**WORK INSTRUCTION**:
How many lines in these entries contain the string "label"? Reply with the number alone.

Extracted data entries:

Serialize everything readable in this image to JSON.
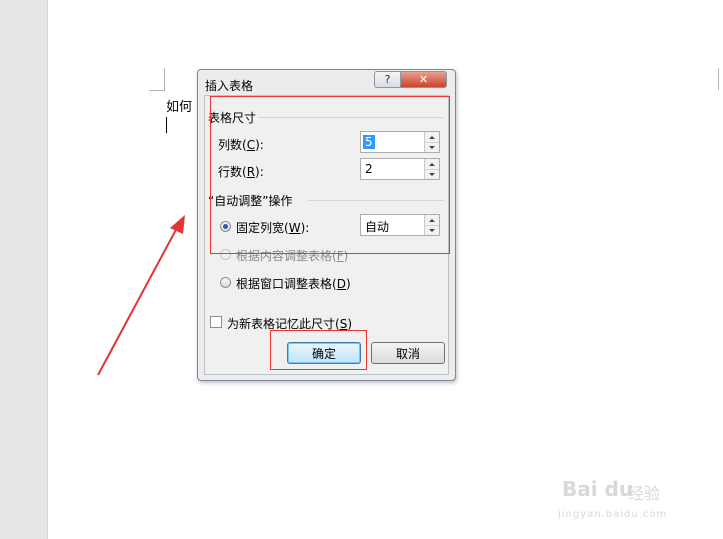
{
  "document": {
    "visible_text": "如何"
  },
  "dialog": {
    "title": "插入表格",
    "help_button": "?",
    "close_button": "✕",
    "table_size_group": "表格尺寸",
    "columns": {
      "label": "列数(",
      "key": "C",
      "suffix": "):",
      "value": "5"
    },
    "rows": {
      "label": "行数(",
      "key": "R",
      "suffix": "):",
      "value": "2"
    },
    "autofit_group": "“自动调整”操作",
    "fixed_width": {
      "label": "固定列宽(",
      "key": "W",
      "suffix": "):",
      "value": "自动",
      "selected": true
    },
    "autofit_contents": {
      "label": "根据内容调整表格(",
      "key": "F",
      "suffix": ")"
    },
    "autofit_window": {
      "label": "根据窗口调整表格(",
      "key": "D",
      "suffix": ")"
    },
    "remember": {
      "label": "为新表格记忆此尺寸(",
      "key": "S",
      "suffix": ")",
      "checked": false
    },
    "ok_button": "确定",
    "cancel_button": "取消"
  },
  "watermark": {
    "logo": "Bai du",
    "text": "经验",
    "url": "jingyan.baidu.com"
  },
  "colors": {
    "annotation_red": "#e33333",
    "selection_blue": "#3399ff",
    "default_button_border": "#3c7fb1"
  }
}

**COMPLETED EXERCISE**:
6